Understanding fear when it arises is useful, so one can choose how to handle it… Is it false evidence appearing real, or a truly dangerous situation? If we identify it is related to a low self-esteem, we can work on our beliefs and feelings about ourselves. If it arises out of the desire to follow a dream, one can summon courage and take the action anyway. Once we do this a few times, fear begins to recede. It becomes easier to call upon courage and to walk through the fear that arises.

To all of you new to my blog, allow me to acquaint you. We are blogging through my book, Opening the Gates of the Heart: A Journey of Healing, topic by topic as they appear in the book. We are starting over today; we are at the beginning of the book. Join me as we travel the path from fear to hope to peace.  Is that what you look for in your life? Peace?


Divine Intervention Through Photography and Journaling


How did Divine intervention through photography and journaling lead to my book?

It was soon after my epiphany in November, 2004, which occurred quite unexpectedly. One morning while journaling, I wrote, “I have spent a lifetime spinning webs of terror and shame between the spires that stand as sentinels to my heart.”

This sentence was quite powerful because I had recently entitled my favorite image of a gate – one with several spider webs – Webs of Fear. I realized that the sentence I had written defined the image, giving it voice beyond the visual element.

This prompted me to review all of my journals and to extract anything that might be used to describe a previously titled gate image. With few exceptions, the prose that appears in Opening the Gates of the Heart comes from my journals, written as pleas to treat myself and others more kindly, with more tolerance, respect and love.

Furthermore, most of the prose was written before both the image was titled and before the insight occurred which led to the merging of the photographs and prose. In other words, most of the prose was not written to fit with an image. It just happened that the prose fit and described each gate.

After my epiphany, the birth of the idea to compile the images and prose to produce a book came about. Opening the Gates of the Heart has woven together an internal exploration and healing from past trauma through my journaling with visual inspiration in the form of photographs.

I neither designed nor engineered any part of this book; rather, it happened because of my willingness to be open to my inner search, because of my passion for photography and the gates and because I acted upon what cam across my path. I attribute this to none other than Divine intervention.
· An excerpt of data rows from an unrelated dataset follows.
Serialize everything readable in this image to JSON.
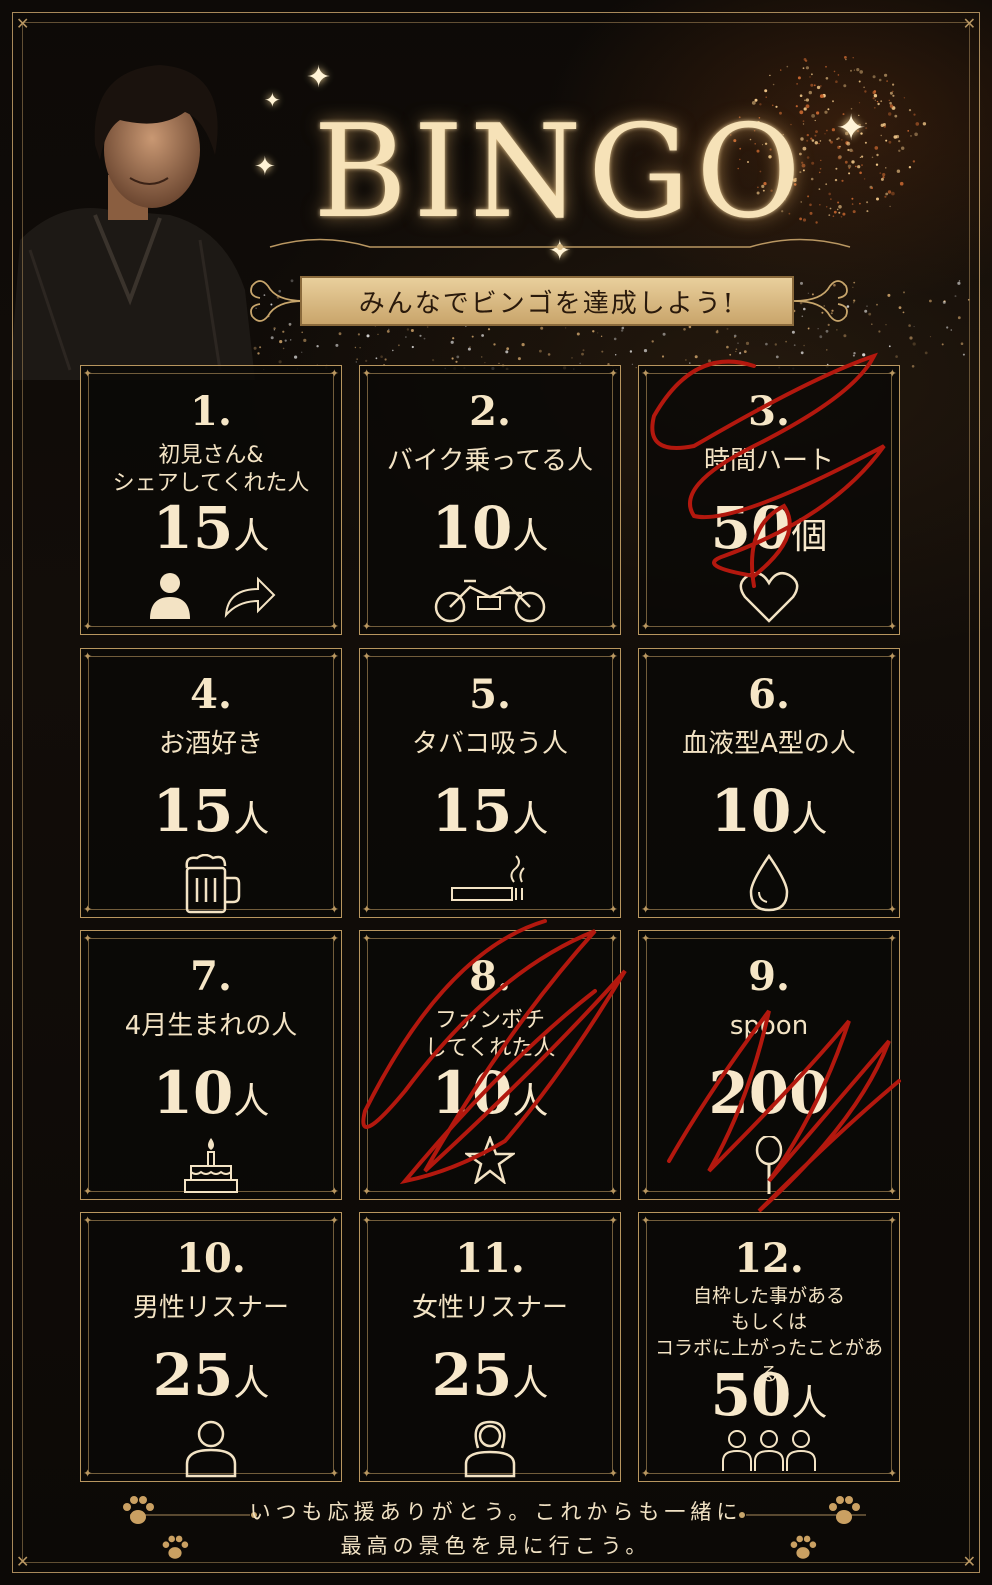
{
  "header": {
    "title": "BINGO",
    "subtitle": "みんなでビンゴを達成しよう!"
  },
  "cells": [
    {
      "number": "1.",
      "label_lines": [
        "初見さん&",
        "シェアしてくれた人"
      ],
      "goal": "15",
      "unit": "人",
      "icon": "user-share-icon",
      "crossed": false
    },
    {
      "number": "2.",
      "label_lines": [
        "バイク乗ってる人"
      ],
      "goal": "10",
      "unit": "人",
      "icon": "motorcycle-icon",
      "crossed": false
    },
    {
      "number": "3.",
      "label_lines": [
        "時間ハート"
      ],
      "goal": "50",
      "unit": "個",
      "icon": "heart-icon",
      "crossed": true
    },
    {
      "number": "4.",
      "label_lines": [
        "お酒好き"
      ],
      "goal": "15",
      "unit": "人",
      "icon": "beer-mug-icon",
      "crossed": false
    },
    {
      "number": "5.",
      "label_lines": [
        "タバコ吸う人"
      ],
      "goal": "15",
      "unit": "人",
      "icon": "cigarette-icon",
      "crossed": false
    },
    {
      "number": "6.",
      "label_lines": [
        "血液型A型の人"
      ],
      "goal": "10",
      "unit": "人",
      "icon": "blood-drop-icon",
      "crossed": false
    },
    {
      "number": "7.",
      "label_lines": [
        "4月生まれの人"
      ],
      "goal": "10",
      "unit": "人",
      "icon": "birthday-cake-icon",
      "crossed": false
    },
    {
      "number": "8.",
      "label_lines": [
        "ファンボチ",
        "してくれた人"
      ],
      "goal": "10",
      "unit": "人",
      "icon": "star-icon",
      "crossed": true
    },
    {
      "number": "9.",
      "label_lines": [
        "spoon"
      ],
      "goal": "200",
      "unit": "",
      "icon": "spoon-icon",
      "crossed": true
    },
    {
      "number": "10.",
      "label_lines": [
        "男性リスナー"
      ],
      "goal": "25",
      "unit": "人",
      "icon": "male-user-icon",
      "crossed": false
    },
    {
      "number": "11.",
      "label_lines": [
        "女性リスナー"
      ],
      "goal": "25",
      "unit": "人",
      "icon": "female-user-icon",
      "crossed": false
    },
    {
      "number": "12.",
      "label_lines": [
        "自枠した事がある",
        "もしくは",
        "コラボに上がったことがある"
      ],
      "goal": "50",
      "unit": "人",
      "icon": "group-users-icon",
      "crossed": false
    }
  ],
  "footer": {
    "line1": "いつも応援ありがとう。これからも一緒に",
    "line2": "最高の景色を見に行こう。"
  },
  "colors": {
    "gold": "#d9bb86",
    "scribble": "#b3180e",
    "banner": "#e2c792"
  }
}
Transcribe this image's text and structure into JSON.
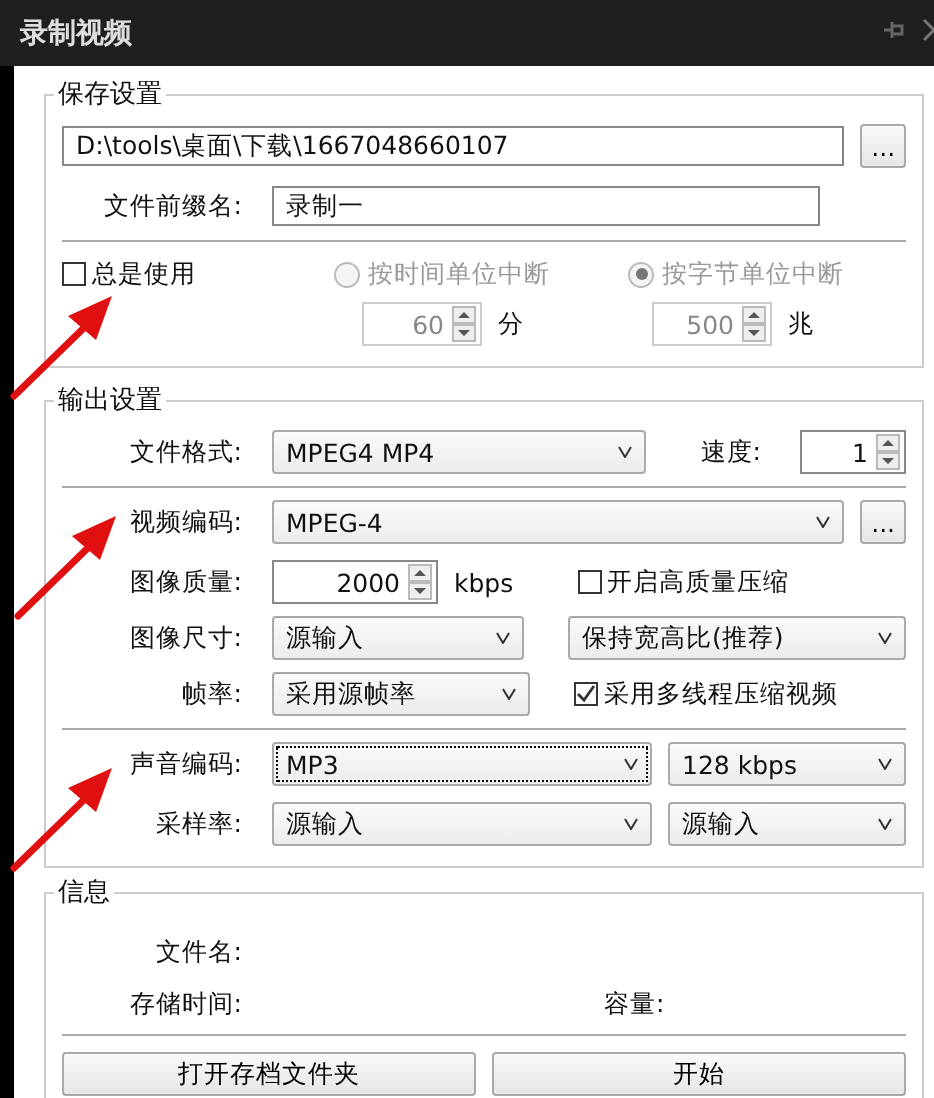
{
  "window": {
    "title": "录制视频"
  },
  "save_settings": {
    "title": "保存设置",
    "path": {
      "value": "D:\\tools\\桌面\\下载\\1667048660107",
      "button": "..."
    },
    "prefix": {
      "label": "文件前缀名:",
      "value": "录制一"
    },
    "always_use": {
      "label": "总是使用",
      "checked": false
    },
    "split_options": [
      {
        "label": "按时间单位中断",
        "selected": false,
        "disabled": true,
        "value": "60",
        "unit": "分"
      },
      {
        "label": "按字节单位中断",
        "selected": true,
        "disabled": true,
        "value": "500",
        "unit": "兆"
      }
    ]
  },
  "output_settings": {
    "title": "输出设置",
    "format": {
      "label": "文件格式:",
      "value": "MPEG4 MP4"
    },
    "speed": {
      "label": "速度:",
      "value": "1"
    },
    "video_codec": {
      "label": "视频编码:",
      "value": "MPEG-4",
      "button": "..."
    },
    "quality": {
      "label": "图像质量:",
      "value": "2000",
      "unit": "kbps"
    },
    "high_quality": {
      "label": "开启高质量压缩",
      "checked": false
    },
    "size": {
      "label": "图像尺寸:",
      "value": "源输入",
      "aspect": "保持宽高比(推荐)"
    },
    "frame_rate": {
      "label": "帧率:",
      "value": "采用源帧率"
    },
    "multithread": {
      "label": "采用多线程压缩视频",
      "checked": true
    },
    "audio_codec": {
      "label": "声音编码:",
      "value": "MP3",
      "focused": true,
      "bitrate": "128 kbps"
    },
    "sample_rate": {
      "label": "采样率:",
      "value": "源输入",
      "channels": "源输入"
    }
  },
  "info": {
    "title": "信息",
    "file_name": {
      "label": "文件名:"
    },
    "duration": {
      "label": "存储时间:"
    },
    "size": {
      "label": "容量:"
    },
    "buttons": [
      {
        "label": "打开存档文件夹"
      },
      {
        "label": "开始"
      }
    ]
  }
}
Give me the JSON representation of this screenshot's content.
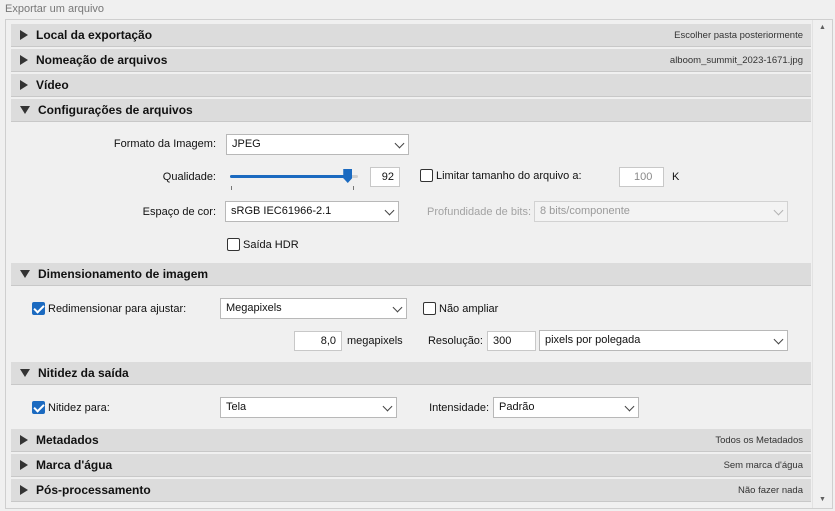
{
  "panel": {
    "title": "Exportar um arquivo"
  },
  "sections": {
    "local": {
      "title": "Local da exportação",
      "summary": "Escolher pasta posteriormente",
      "expanded": false
    },
    "naming": {
      "title": "Nomeação de arquivos",
      "summary": "alboom_summit_2023-1671.jpg",
      "expanded": false
    },
    "video": {
      "title": "Vídeo",
      "expanded": false
    },
    "file_settings": {
      "title": "Configurações de arquivos",
      "expanded": true,
      "format_label": "Formato da Imagem:",
      "format_value": "JPEG",
      "quality_label": "Qualidade:",
      "quality_value": "92",
      "quality_fraction": 0.92,
      "limit_size_label": "Limitar tamanho do arquivo a:",
      "limit_size_checked": false,
      "limit_size_value": "100",
      "limit_size_unit": "K",
      "color_space_label": "Espaço de cor:",
      "color_space_value": "sRGB IEC61966-2.1",
      "bit_depth_label": "Profundidade de bits:",
      "bit_depth_value": "8 bits/componente",
      "hdr_label": "Saída HDR",
      "hdr_checked": false
    },
    "sizing": {
      "title": "Dimensionamento de imagem",
      "expanded": true,
      "resize_label": "Redimensionar para ajustar:",
      "resize_checked": true,
      "resize_mode": "Megapixels",
      "no_enlarge_label": "Não ampliar",
      "no_enlarge_checked": false,
      "megapixels_value": "8,0",
      "megapixels_unit": "megapixels",
      "resolution_label": "Resolução:",
      "resolution_value": "300",
      "resolution_unit": "pixels por polegada"
    },
    "sharpening": {
      "title": "Nitidez da saída",
      "expanded": true,
      "sharpen_label": "Nitidez para:",
      "sharpen_checked": true,
      "sharpen_target": "Tela",
      "amount_label": "Intensidade:",
      "amount_value": "Padrão"
    },
    "metadata": {
      "title": "Metadados",
      "summary": "Todos os Metadados",
      "expanded": false
    },
    "watermark": {
      "title": "Marca d'água",
      "summary": "Sem marca d'água",
      "expanded": false
    },
    "post": {
      "title": "Pós-processamento",
      "summary": "Não fazer nada",
      "expanded": false
    }
  }
}
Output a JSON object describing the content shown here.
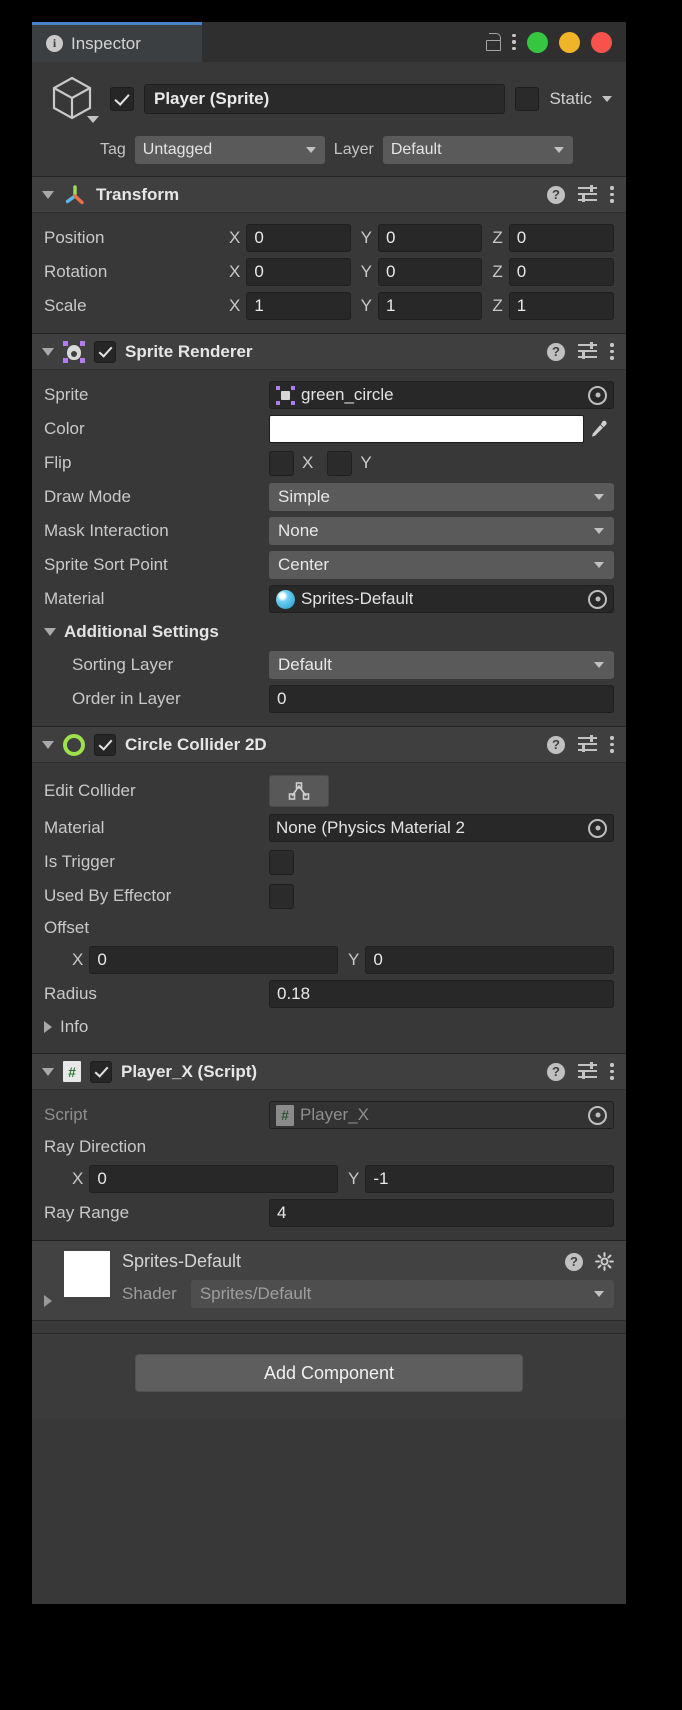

How else could these journal entries match the photographs? I cannot explain it, can you?